Spain’s claim that the sell-off in bank stocks is overdone is made difficult by its continued negotiation of a $1.2 billion bailout of its financial banking system. That bailout looks increasingly necessary: The Bank of Spain reported that the economy contracted by 0.4% in the second quarter. And the fiscal health of the provinces continue to weaken. On Friday, the overly indebted region of Valenica sought financial aid from the central government in Madrid, and the tiny region of Murcia looks like it will do so as well. Those payments are getting increasingly expensive for the central government to fund. Yields on Spain’s 10-year bonds hit 7.52% today, a euro-era high.
Italy is in a relatively better position (emphasis on “relatively”). Sicily’s situation is causing alarm in Rome, as policymakers announced they would send the island $484 million in aid to stave off a liquidity crunch.
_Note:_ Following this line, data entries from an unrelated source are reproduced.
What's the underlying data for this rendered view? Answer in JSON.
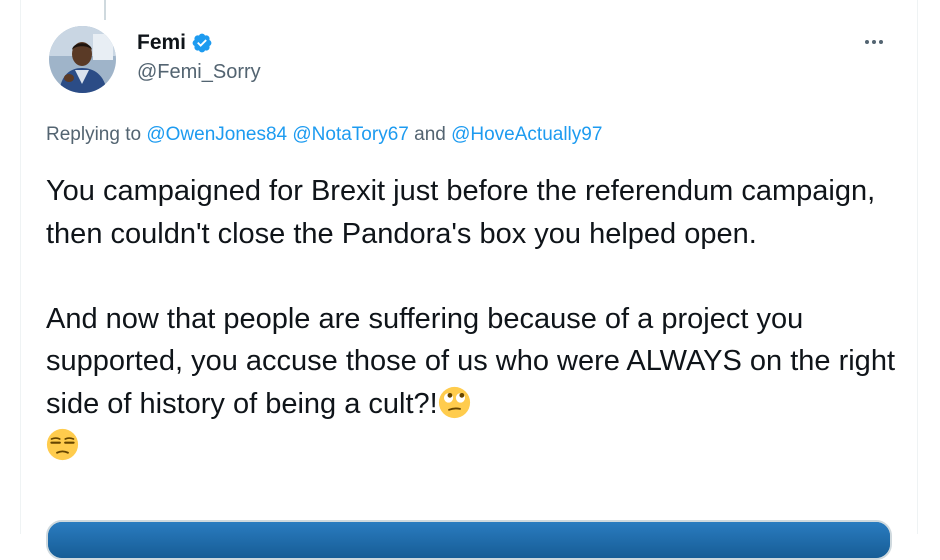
{
  "tweet": {
    "author": {
      "display_name": "Femi",
      "handle": "@Femi_Sorry",
      "verified": true,
      "avatar_icon": "avatar-photo"
    },
    "reply": {
      "prefix": "Replying to",
      "mentions": [
        "@OwenJones84",
        "@NotaTory67"
      ],
      "conjunction": "and",
      "last_mention": "@HoveActually97"
    },
    "text": {
      "paragraph_1": "You campaigned for Brexit just before the referendum campaign, then couldn't close the Pandora's box you helped open.",
      "paragraph_2": "And now that people are suffering because of a project you supported, you accuse those of us who were ALWAYS on the right side of history of being a cult?!",
      "emojis": [
        "face-with-rolling-eyes-emoji",
        "unamused-face-emoji"
      ]
    },
    "more_icon": "more-horizontal-icon",
    "media": "media-preview"
  },
  "colors": {
    "link": "#1d9bf0",
    "text": "#0f1419",
    "secondary": "#536471",
    "verified": "#1d9bf0"
  }
}
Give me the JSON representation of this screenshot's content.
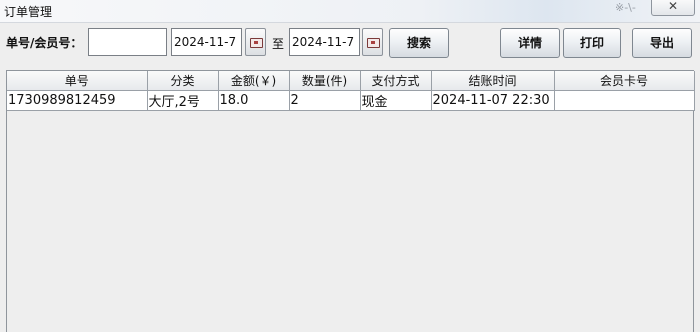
{
  "window": {
    "title": "订单管理",
    "title_ghost": "※-\\-"
  },
  "toolbar": {
    "search_label": "单号/会员号：",
    "search_value": "",
    "date_from": "2024-11-7",
    "to_label": "至",
    "date_to": "2024-11-7",
    "search_button": "搜索",
    "detail_button": "详情",
    "print_button": "打印",
    "export_button": "导出"
  },
  "table": {
    "columns": [
      "单号",
      "分类",
      "金额(￥)",
      "数量(件)",
      "支付方式",
      "结账时间",
      "会员卡号"
    ],
    "rows": [
      [
        "1730989812459",
        "大厅,2号",
        "18.0",
        "2",
        "现金",
        "2024-11-07 22:30",
        ""
      ]
    ]
  }
}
Sicily, which some call “the Greece of Italy,” faces the same problems of bloated public payrolls and overly generous public pension contracts, as the country as a whole:
Today, Sicily’s regional government has 1,800 employees – more than the British Cabinet Office – and the island employs 26,000 auxiliary forest rangers; in the vast forestlands of British Columbia, there are fewer than 1,500.
Out of a population of five million people in Sicily, the state directly or indirectly employs more than 100,000 of them and pays pensions to many more. It changed its pension system eight years after the rest of Italy. (One retired politician recently won a case to keep an annual pension of 480,000 euros, about $584,000.)
And then there’s Greece itself. The WSJ reports that European officials have doubts about the new government’s commitment to austerity – and have compiled a laundry list of more than 200 delays to cuts to prove their point. The Germans are growing increasingly inured to Greece’s cries for help: While Prime Minister Antonis Samaras was telling Bill Clinton that Greece was in “our version of the Great Depression,” German Vice-Chancellor Philipp Roesler told an interviewer that a Greek exit from the euro zone “has long ago lost its terror”. – Peter Rudegeair
On to today’s links: